 Update: apparently they still exist. At a client site the other day, they have TVs in the cafeteria. I saw both a Jenny Craig and NutriSystem ad during lunch.
 Roughly speaking, metabolism of pure dietary fat causes no insulin response, pure protein causes a moderate insulin response, and pure carbohydrate causes a high insulin response. All natural foods are a blend of fat, protein, and carb, and this makes things more complex.
DogFoodCon (DFC) is a popular conference that draws speakers and attendees from the Great Lakes region and across the nation. DFC has experienced sustained growth and popularity since the inaugural conference back in 2008.
No matter where you are on or off the tech stack, we know that you’ll meet some great peopleand learn something new!
I’m delighted to be involved with DFC this year, as the track owner for dynamic languages (Ruby and Python).
For the first time in quite a while – since April, 2018 – my body weight has dropped below 200 lbs. I’m pleased with this milestone and wanted to make a note about what techniques appear to be working:
Intermittent fasting. A minimum of 16:8 but usually closer to 18:6. That’s 16 hours “fasting” and 8 hours “eating”. In practice, during a typical day this corresponds to eating lunch after 1100 and eating dinner between 1700 and 1800 before stopping eating in the evening (no snacking).
Don’t drink calories. Beverages include black coffee, water, tea (herbal or caffeinated). In practice, most of what I drink is coffee and water.
“Paleo” slash “keto” slash “low carb” focus.
Eat a lot of meat (including poultry and fish), eggs, and non-starchy vegetables like spinach, kale, cabbage, and so forth.
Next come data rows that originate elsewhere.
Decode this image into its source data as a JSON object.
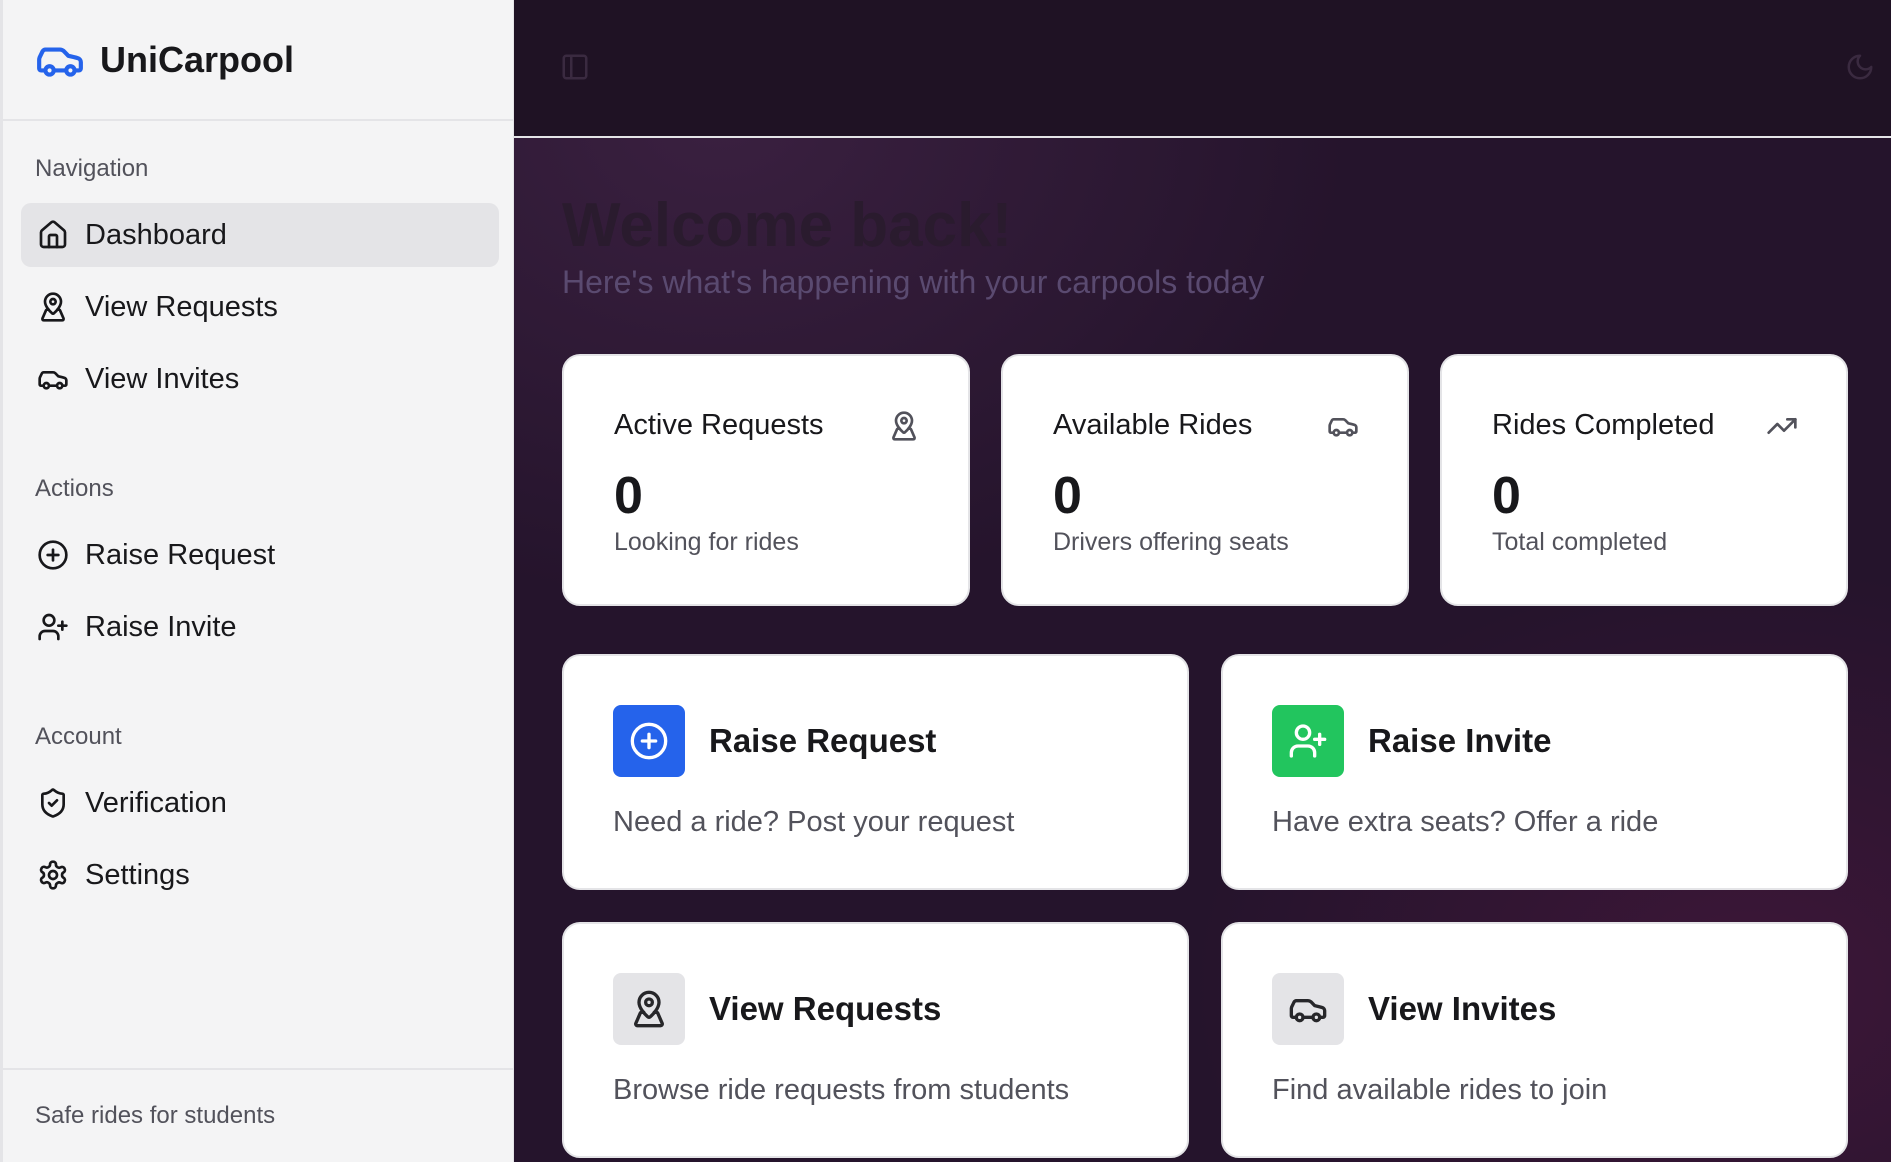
{
  "brand": {
    "name": "UniCarpool",
    "accent": "#2563eb"
  },
  "sidebar": {
    "groups": [
      {
        "label": "Navigation",
        "items": [
          {
            "label": "Dashboard",
            "icon": "home-icon",
            "active": true
          },
          {
            "label": "View Requests",
            "icon": "map-pin-user-icon"
          },
          {
            "label": "View Invites",
            "icon": "car-icon"
          }
        ]
      },
      {
        "label": "Actions",
        "items": [
          {
            "label": "Raise Request",
            "icon": "plus-circle-icon"
          },
          {
            "label": "Raise Invite",
            "icon": "user-plus-icon"
          }
        ]
      },
      {
        "label": "Account",
        "items": [
          {
            "label": "Verification",
            "icon": "shield-check-icon"
          },
          {
            "label": "Settings",
            "icon": "gear-icon"
          }
        ]
      }
    ],
    "footer": "Safe rides for students"
  },
  "main": {
    "welcome": "Welcome back!",
    "subtitle": "Here's what's happening with your carpools today",
    "stats": [
      {
        "title": "Active Requests",
        "value": "0",
        "desc": "Looking for rides",
        "icon": "map-pin-user-icon"
      },
      {
        "title": "Available Rides",
        "value": "0",
        "desc": "Drivers offering seats",
        "icon": "car-icon"
      },
      {
        "title": "Rides Completed",
        "value": "0",
        "desc": "Total completed",
        "icon": "trending-up-icon"
      }
    ],
    "actions": [
      {
        "title": "Raise Request",
        "desc": "Need a ride? Post your request",
        "icon": "plus-circle-icon",
        "color": "#2563eb"
      },
      {
        "title": "Raise Invite",
        "desc": "Have extra seats? Offer a ride",
        "icon": "user-plus-icon",
        "color": "#22c55e"
      },
      {
        "title": "View Requests",
        "desc": "Browse ride requests from students",
        "icon": "map-pin-user-icon",
        "color": "#e4e4e7"
      },
      {
        "title": "View Invites",
        "desc": "Find available rides to join",
        "icon": "car-icon",
        "color": "#e4e4e7"
      }
    ]
  }
}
Use natural fats like butter, coconut oil, avocado oil. Avoid industrial seed oils like canola, soybean, cottonseed, and so forth (too high in Omega-6).
Eat some starchy vegetables like carrots, sweet potato, and so forth, but not too much.
A little bit of fun snack food like fresh fruit, nuts, and dates seems to work for me but I aim to avoid going overboard with these kind of foods. They are so calorie-dense, non-filling (“low satiety”), and habit-forming. I also aim to avoid adding excess Omega-6 fats through too many nuts.
For the first time ever, I’ve supplemented with whey protein powder.
Technically, this violates the “don’t drink calories” recommendation, but this is a dietary supplement rather than a beverage, so I’m making a specific exception. (Same exception applies to cod liver oil – yes, you’re “drinking calories” but let’s not be crazy here.)
One rationale is that if a 200 calorie protein shake crowds out 500 calories of snacking, then I’m still ahead. Some science suggests that satiety (subjective feeling of fullness) is guided by protein intake.
Research also suggests that whey protein helps preferentially spare muscle mass during body weight reduction. Subjectively, this practice does seem to reduce feelings of hunger and increase feelings of fullness during the day. I’m running a 30 day experiment for this and will review my observations at the end of the trial period.
This experiment is largely based on new (for me) learnings about whey protein presented in Best Supplements for Men, by P. D. Mangan. I highly recommend the book for its other insights and teachings as well. Mr. Mangan wrote it very well and very clearly.
When I talk and write about this subject, I get pedantic and specific about terminology. In particular, I avoid using the term “weight loss” for two main reasons:
First, the real goal is to reduce body fat or fat mass, not just weight. It’s important to be specific about this. Nobody wants to reduce bone mass or muscle mass or water mass. If you reduce your body mass by 20 pounds, and 19 of those 20 pounds are muscle, you may have seriously damaged your health.
Second, the word loss tends to be universally associated with negative things in people’s minds – “I lost money” or “I’m so sorry for your loss”. Most things that people “lose”, they don’t feel good about. It’s just not a very good word to use in association with a health-oriented goal. Body fat reduction is a win, not a loss.
Therefore, instead of the common, but misguided, term weight loss, I use the preferred and more specific term body fat reduction.